Start of Extracted records

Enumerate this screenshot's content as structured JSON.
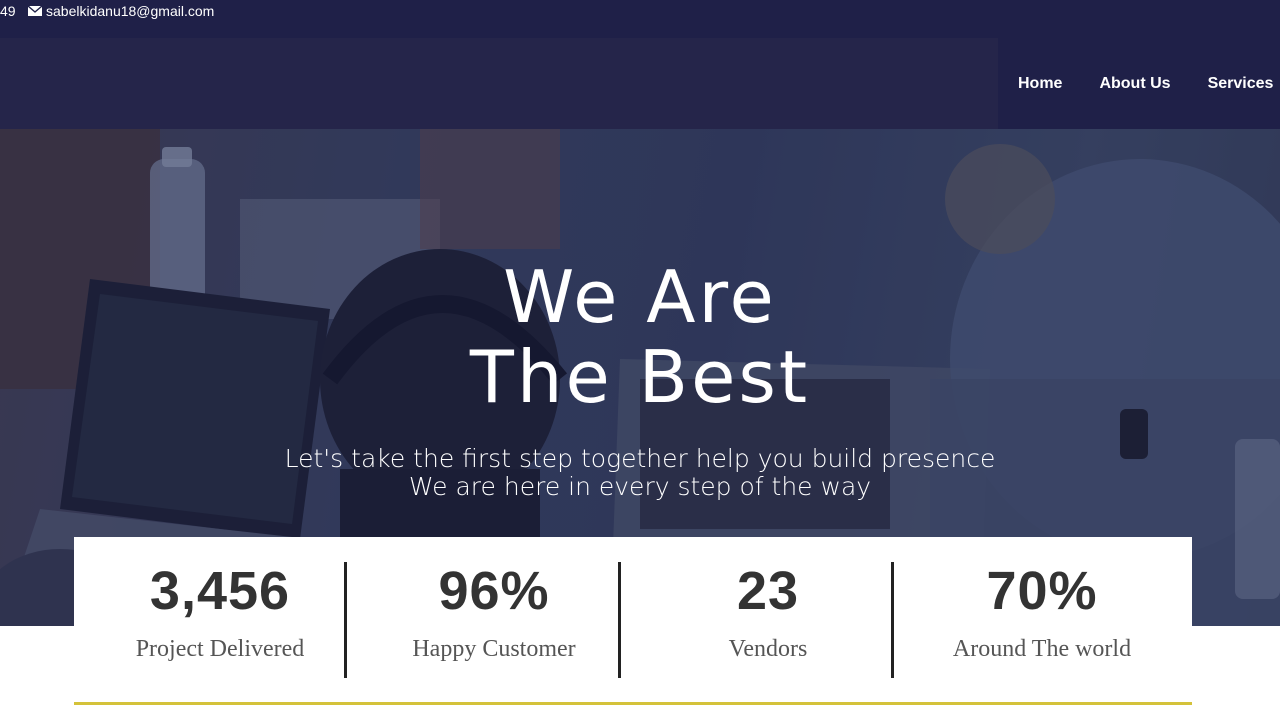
{
  "topbar": {
    "phone_tail": "49",
    "email": "sabelkidanu18@gmail.com"
  },
  "nav": {
    "items": [
      {
        "label": "Home"
      },
      {
        "label": "About Us"
      },
      {
        "label": "Services"
      }
    ]
  },
  "hero": {
    "title_line1": "We Are",
    "title_line2": "The Best",
    "subtitle_line1": "Let's take the first step together help you build presence",
    "subtitle_line2": "We are here in every step of the way"
  },
  "stats": [
    {
      "value": "3,456",
      "label": "Project Delivered"
    },
    {
      "value": "96%",
      "label": "Happy Customer"
    },
    {
      "value": "23",
      "label": "Vendors"
    },
    {
      "value": "70%",
      "label": "Around The world"
    }
  ],
  "colors": {
    "header_bg": "#1f2048",
    "accent_rule": "#d4c23a",
    "stat_text": "#333333"
  },
  "icons": {
    "email": "envelope-icon"
  }
}
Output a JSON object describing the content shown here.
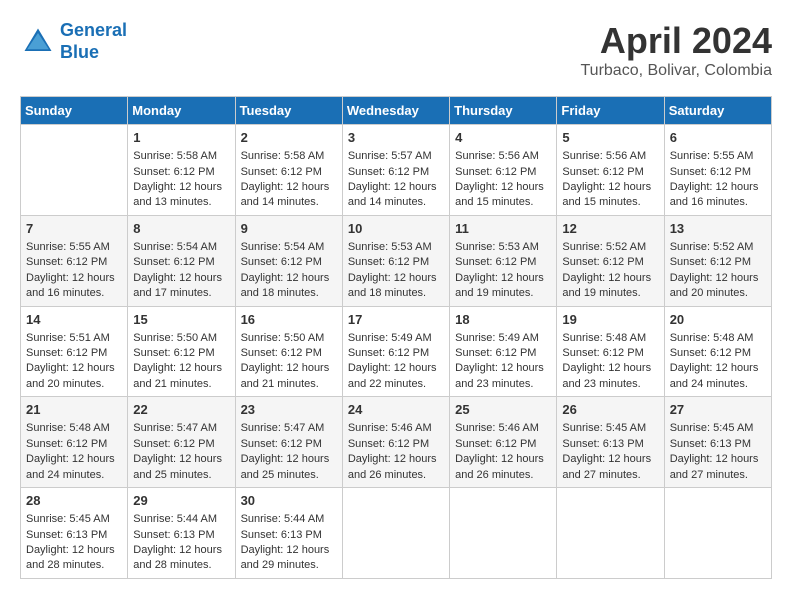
{
  "header": {
    "logo_line1": "General",
    "logo_line2": "Blue",
    "month_title": "April 2024",
    "location": "Turbaco, Bolivar, Colombia"
  },
  "days_of_week": [
    "Sunday",
    "Monday",
    "Tuesday",
    "Wednesday",
    "Thursday",
    "Friday",
    "Saturday"
  ],
  "weeks": [
    [
      {
        "day": "",
        "sunrise": "",
        "sunset": "",
        "daylight": ""
      },
      {
        "day": "1",
        "sunrise": "Sunrise: 5:58 AM",
        "sunset": "Sunset: 6:12 PM",
        "daylight": "Daylight: 12 hours and 13 minutes."
      },
      {
        "day": "2",
        "sunrise": "Sunrise: 5:58 AM",
        "sunset": "Sunset: 6:12 PM",
        "daylight": "Daylight: 12 hours and 14 minutes."
      },
      {
        "day": "3",
        "sunrise": "Sunrise: 5:57 AM",
        "sunset": "Sunset: 6:12 PM",
        "daylight": "Daylight: 12 hours and 14 minutes."
      },
      {
        "day": "4",
        "sunrise": "Sunrise: 5:56 AM",
        "sunset": "Sunset: 6:12 PM",
        "daylight": "Daylight: 12 hours and 15 minutes."
      },
      {
        "day": "5",
        "sunrise": "Sunrise: 5:56 AM",
        "sunset": "Sunset: 6:12 PM",
        "daylight": "Daylight: 12 hours and 15 minutes."
      },
      {
        "day": "6",
        "sunrise": "Sunrise: 5:55 AM",
        "sunset": "Sunset: 6:12 PM",
        "daylight": "Daylight: 12 hours and 16 minutes."
      }
    ],
    [
      {
        "day": "7",
        "sunrise": "Sunrise: 5:55 AM",
        "sunset": "Sunset: 6:12 PM",
        "daylight": "Daylight: 12 hours and 16 minutes."
      },
      {
        "day": "8",
        "sunrise": "Sunrise: 5:54 AM",
        "sunset": "Sunset: 6:12 PM",
        "daylight": "Daylight: 12 hours and 17 minutes."
      },
      {
        "day": "9",
        "sunrise": "Sunrise: 5:54 AM",
        "sunset": "Sunset: 6:12 PM",
        "daylight": "Daylight: 12 hours and 18 minutes."
      },
      {
        "day": "10",
        "sunrise": "Sunrise: 5:53 AM",
        "sunset": "Sunset: 6:12 PM",
        "daylight": "Daylight: 12 hours and 18 minutes."
      },
      {
        "day": "11",
        "sunrise": "Sunrise: 5:53 AM",
        "sunset": "Sunset: 6:12 PM",
        "daylight": "Daylight: 12 hours and 19 minutes."
      },
      {
        "day": "12",
        "sunrise": "Sunrise: 5:52 AM",
        "sunset": "Sunset: 6:12 PM",
        "daylight": "Daylight: 12 hours and 19 minutes."
      },
      {
        "day": "13",
        "sunrise": "Sunrise: 5:52 AM",
        "sunset": "Sunset: 6:12 PM",
        "daylight": "Daylight: 12 hours and 20 minutes."
      }
    ],
    [
      {
        "day": "14",
        "sunrise": "Sunrise: 5:51 AM",
        "sunset": "Sunset: 6:12 PM",
        "daylight": "Daylight: 12 hours and 20 minutes."
      },
      {
        "day": "15",
        "sunrise": "Sunrise: 5:50 AM",
        "sunset": "Sunset: 6:12 PM",
        "daylight": "Daylight: 12 hours and 21 minutes."
      },
      {
        "day": "16",
        "sunrise": "Sunrise: 5:50 AM",
        "sunset": "Sunset: 6:12 PM",
        "daylight": "Daylight: 12 hours and 21 minutes."
      },
      {
        "day": "17",
        "sunrise": "Sunrise: 5:49 AM",
        "sunset": "Sunset: 6:12 PM",
        "daylight": "Daylight: 12 hours and 22 minutes."
      },
      {
        "day": "18",
        "sunrise": "Sunrise: 5:49 AM",
        "sunset": "Sunset: 6:12 PM",
        "daylight": "Daylight: 12 hours and 23 minutes."
      },
      {
        "day": "19",
        "sunrise": "Sunrise: 5:48 AM",
        "sunset": "Sunset: 6:12 PM",
        "daylight": "Daylight: 12 hours and 23 minutes."
      },
      {
        "day": "20",
        "sunrise": "Sunrise: 5:48 AM",
        "sunset": "Sunset: 6:12 PM",
        "daylight": "Daylight: 12 hours and 24 minutes."
      }
    ],
    [
      {
        "day": "21",
        "sunrise": "Sunrise: 5:48 AM",
        "sunset": "Sunset: 6:12 PM",
        "daylight": "Daylight: 12 hours and 24 minutes."
      },
      {
        "day": "22",
        "sunrise": "Sunrise: 5:47 AM",
        "sunset": "Sunset: 6:12 PM",
        "daylight": "Daylight: 12 hours and 25 minutes."
      },
      {
        "day": "23",
        "sunrise": "Sunrise: 5:47 AM",
        "sunset": "Sunset: 6:12 PM",
        "daylight": "Daylight: 12 hours and 25 minutes."
      },
      {
        "day": "24",
        "sunrise": "Sunrise: 5:46 AM",
        "sunset": "Sunset: 6:12 PM",
        "daylight": "Daylight: 12 hours and 26 minutes."
      },
      {
        "day": "25",
        "sunrise": "Sunrise: 5:46 AM",
        "sunset": "Sunset: 6:12 PM",
        "daylight": "Daylight: 12 hours and 26 minutes."
      },
      {
        "day": "26",
        "sunrise": "Sunrise: 5:45 AM",
        "sunset": "Sunset: 6:13 PM",
        "daylight": "Daylight: 12 hours and 27 minutes."
      },
      {
        "day": "27",
        "sunrise": "Sunrise: 5:45 AM",
        "sunset": "Sunset: 6:13 PM",
        "daylight": "Daylight: 12 hours and 27 minutes."
      }
    ],
    [
      {
        "day": "28",
        "sunrise": "Sunrise: 5:45 AM",
        "sunset": "Sunset: 6:13 PM",
        "daylight": "Daylight: 12 hours and 28 minutes."
      },
      {
        "day": "29",
        "sunrise": "Sunrise: 5:44 AM",
        "sunset": "Sunset: 6:13 PM",
        "daylight": "Daylight: 12 hours and 28 minutes."
      },
      {
        "day": "30",
        "sunrise": "Sunrise: 5:44 AM",
        "sunset": "Sunset: 6:13 PM",
        "daylight": "Daylight: 12 hours and 29 minutes."
      },
      {
        "day": "",
        "sunrise": "",
        "sunset": "",
        "daylight": ""
      },
      {
        "day": "",
        "sunrise": "",
        "sunset": "",
        "daylight": ""
      },
      {
        "day": "",
        "sunrise": "",
        "sunset": "",
        "daylight": ""
      },
      {
        "day": "",
        "sunrise": "",
        "sunset": "",
        "daylight": ""
      }
    ]
  ]
}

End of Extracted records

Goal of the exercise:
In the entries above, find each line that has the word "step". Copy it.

Task answer:
    "subtitle_line1": "Let's take the first step together help you build presence",
    "subtitle_line2": "We are here in every step of the way"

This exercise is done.